This is as close to proper Danish rye bread as I’m apt to ever manage. Mr Misky says there’s no call for buying the imported German stuff anymore because the bread from this recipe is better. Well, in my opinion that pretty much says it all. When Mr Misky likes – I like it. If you make it, I hope that you will, too.
A word of warning is needed here for anyone who thinks this is like American-style deli rye bread. It’s not; it’s not light in texture or colour. It’s heavy, dark, and very strong on flavour. It’s what Danes use for their open-face sandwiches. We often eat it with a bit of butter served with soup, too.

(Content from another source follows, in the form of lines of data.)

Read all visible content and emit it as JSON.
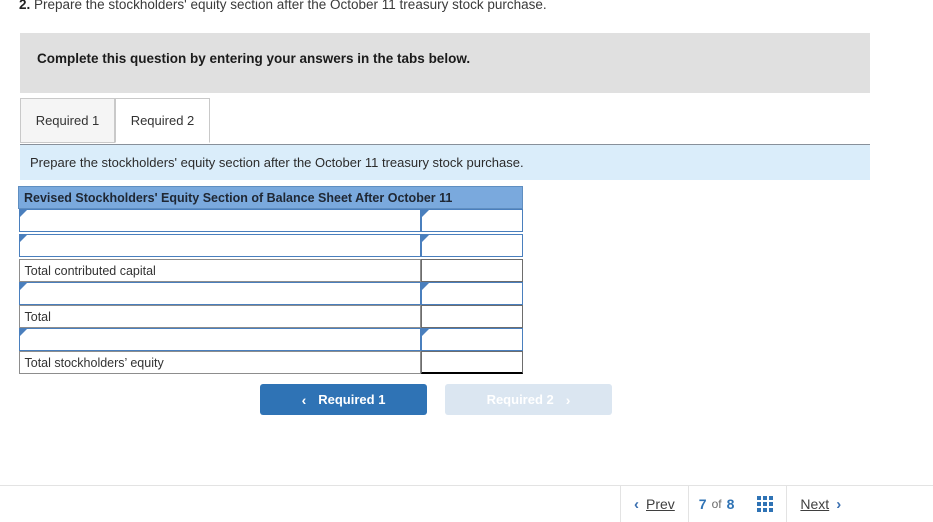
{
  "question": {
    "number": "2.",
    "text": "Prepare the stockholders' equity section after the October 11 treasury stock purchase."
  },
  "instruction_banner": {
    "text": "Complete this question by entering your answers in the tabs below."
  },
  "tabs": [
    {
      "label": "Required 1",
      "active": false
    },
    {
      "label": "Required 2",
      "active": true
    }
  ],
  "sub_instruction": {
    "text": "Prepare the stockholders' equity section after the October 11 treasury stock purchase."
  },
  "worksheet": {
    "title": "Revised Stockholders' Equity Section of Balance Sheet After October 11",
    "rows": [
      {
        "type": "input",
        "label": "",
        "value": ""
      },
      {
        "type": "input",
        "label": "",
        "value": ""
      },
      {
        "type": "subtotal",
        "label": "Total contributed capital",
        "value": ""
      },
      {
        "type": "input",
        "label": "",
        "value": ""
      },
      {
        "type": "subtotal",
        "label": "Total",
        "value": ""
      },
      {
        "type": "input",
        "label": "",
        "value": ""
      },
      {
        "type": "total",
        "label": "Total stockholders’ equity",
        "value": ""
      }
    ]
  },
  "required_nav": {
    "prev_label": "Required 1",
    "prev_chevron": "‹",
    "next_label": "Required 2",
    "next_chevron": "›"
  },
  "pager": {
    "prev_label": "Prev",
    "prev_chevron": "‹",
    "current_page": "7",
    "of_word": "of",
    "total_pages": "8",
    "grid_icon": "grid-3x3-icon",
    "next_label": "Next",
    "next_chevron": "›"
  },
  "colors": {
    "banner_gray": "#e0e0e0",
    "sub_instruction_blue": "#daedfa",
    "table_header_blue": "#7aa9dd",
    "input_border_blue": "#4a7fbd",
    "primary_button_blue": "#2f73b5",
    "disabled_button_blue": "#dbe6f1",
    "link_blue": "#3a6fb0"
  }
}
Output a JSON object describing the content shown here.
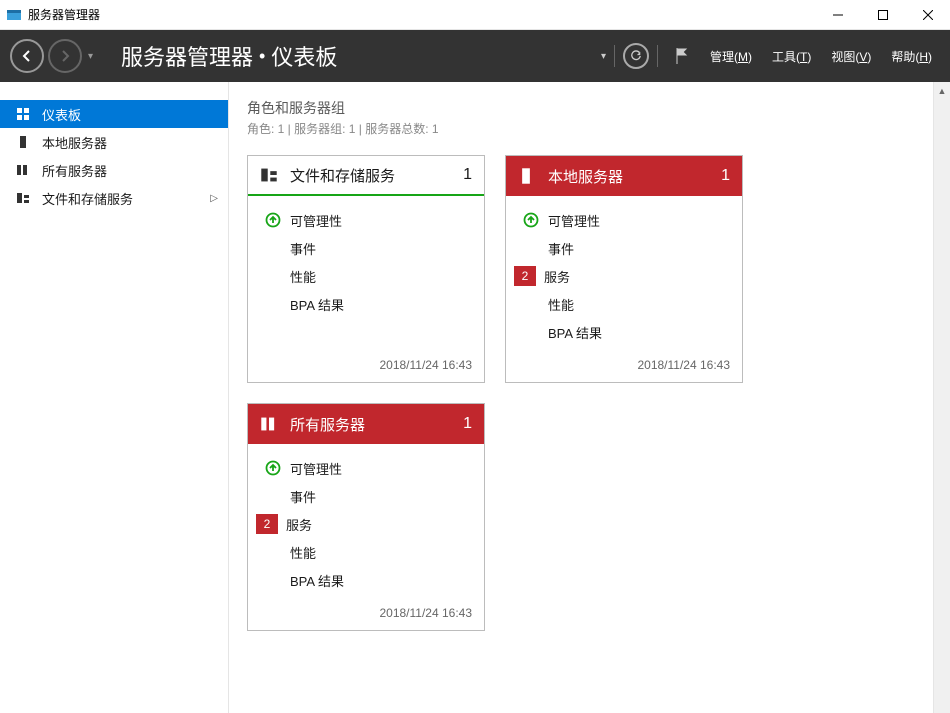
{
  "window": {
    "title": "服务器管理器"
  },
  "header": {
    "breadcrumb_root": "服务器管理器",
    "breadcrumb_current": "仪表板",
    "menu": {
      "manage": "管理(M)",
      "tools": "工具(T)",
      "view": "视图(V)",
      "help": "帮助(H)"
    }
  },
  "sidebar": {
    "items": [
      {
        "label": "仪表板",
        "icon": "dashboard"
      },
      {
        "label": "本地服务器",
        "icon": "server"
      },
      {
        "label": "所有服务器",
        "icon": "servers"
      },
      {
        "label": "文件和存储服务",
        "icon": "storage",
        "expandable": true
      }
    ]
  },
  "main": {
    "section_title": "角色和服务器组",
    "section_sub": "角色: 1 | 服务器组: 1 | 服务器总数: 1",
    "tiles": [
      {
        "title": "文件和存储服务",
        "count": "1",
        "header_style": "light",
        "rows": [
          {
            "icon": "up",
            "label": "可管理性"
          },
          {
            "icon": "",
            "label": "事件"
          },
          {
            "icon": "",
            "label": "性能"
          },
          {
            "icon": "",
            "label": "BPA 结果"
          }
        ],
        "timestamp": "2018/11/24 16:43"
      },
      {
        "title": "本地服务器",
        "count": "1",
        "header_style": "red",
        "rows": [
          {
            "icon": "up",
            "label": "可管理性"
          },
          {
            "icon": "",
            "label": "事件"
          },
          {
            "icon": "badge",
            "badge": "2",
            "label": "服务"
          },
          {
            "icon": "",
            "label": "性能"
          },
          {
            "icon": "",
            "label": "BPA 结果"
          }
        ],
        "timestamp": "2018/11/24 16:43"
      },
      {
        "title": "所有服务器",
        "count": "1",
        "header_style": "red",
        "rows": [
          {
            "icon": "up",
            "label": "可管理性"
          },
          {
            "icon": "",
            "label": "事件"
          },
          {
            "icon": "badge",
            "badge": "2",
            "label": "服务"
          },
          {
            "icon": "",
            "label": "性能"
          },
          {
            "icon": "",
            "label": "BPA 结果"
          }
        ],
        "timestamp": "2018/11/24 16:43"
      }
    ]
  }
}
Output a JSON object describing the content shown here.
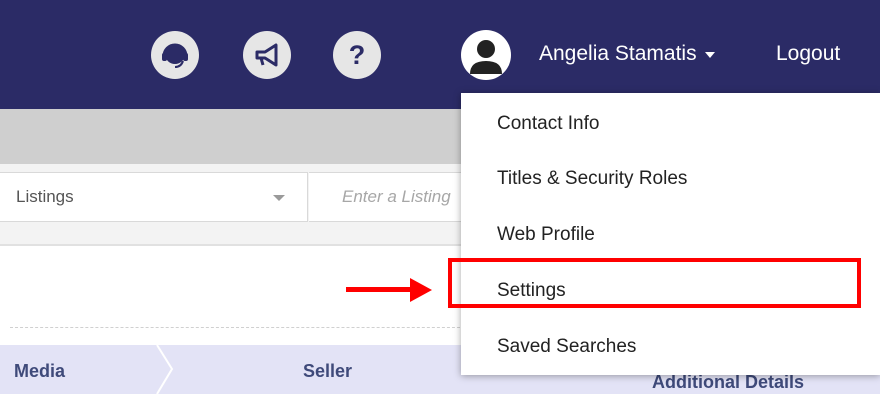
{
  "header": {
    "icons": {
      "support": "headset-icon",
      "announce": "megaphone-icon",
      "help": "help-icon",
      "avatar": "user-avatar-icon"
    },
    "help_glyph": "?",
    "user_name": "Angelia Stamatis",
    "logout_label": "Logout"
  },
  "search": {
    "dropdown_value": "Listings",
    "input_placeholder": "Enter a Listing"
  },
  "tabs": [
    "Media",
    "Seller",
    "Additional Details"
  ],
  "user_menu": {
    "items": [
      "Contact Info",
      "Titles & Security Roles",
      "Web Profile",
      "Settings",
      "Saved Searches"
    ],
    "highlighted": "Settings"
  },
  "colors": {
    "header_bg": "#2b2b66",
    "annotation": "#ff0000",
    "tab_bg": "#e3e3f6"
  }
}
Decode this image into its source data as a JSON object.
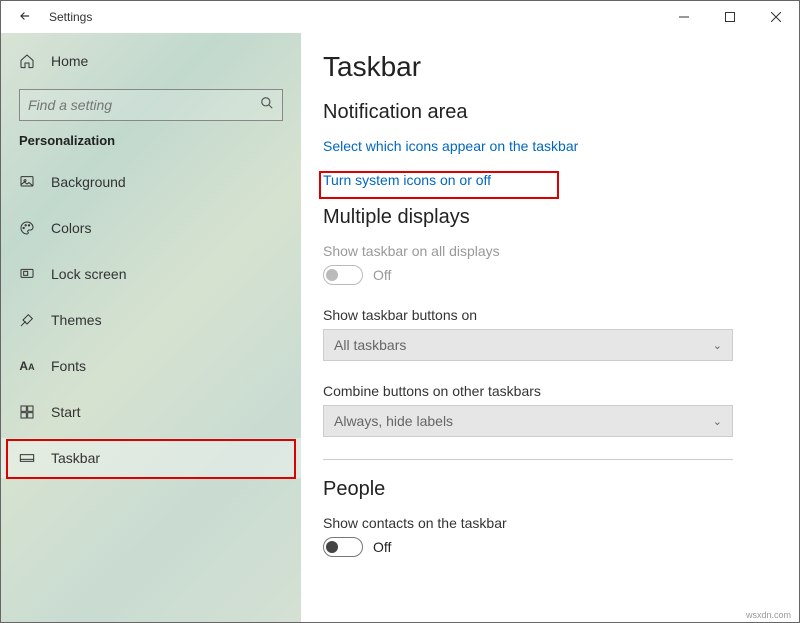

100g strong bread flour
300g rye flour
234g water or strong coffee at room temperature
100g warm water (for yeast)
4g Dry Active Yeast
1 tablespoon Malt Syrup (or 1/2 T Dark Syrup)
½ teaspoon caraway seeds
1/8 teaspoon fine ground black pepper
10 g salt
Measure flours, pepper and caraway seeds into a large bowl. Make a well in the centre of the flour, add 100g water into the well and then gently stir in the yeast. Wait for 15-20 minutes until the yeast activates and foams. Then add the rest of the water/coffee, the malt syrup. Stir and mix completely with dough hook.
Your dough should be very soft – if it is the slightest bit stiff add some more liquid. Wait for 5 minutes, and then add salt. Mix well. Scrape the dough into a ball in the bowl.
Grease a 500g/1 lb bread tin.
Wet your hands and pick up the dough. Shape and smooth it gently until the dough fits the length of the bread tin. Put the dough in the greased tin, enclose it in a plastic bag secured with an elastic band or clothes peg, and leave to rise in a warm location until the dough peeks above the top of the tin (2-4 hours). Don’t bother pressing the dough into the corners of the tin or try to smooth it out, as it will do this itself as it rises. When it’s ready, you’ll see little holes all along the top of the dough.
Preheat the oven to 190C/Fan 160C/Gas 5. Cover the tin and dough with an oiled sheet of foil. Bake for 60-mins and then lower temperature to 170C/Fan 150C/Gas3 for 25-30 minutes. Wrap the loaf in a clean (non-fluffy!) tea towel, and allow it to cool completely. Transfer to a plastic bag so the crust remains pliable and soft. Rye is easier to slice 1-2 days after it has been baked.
This recipe is loosely based on one at the Virtuous Bread website.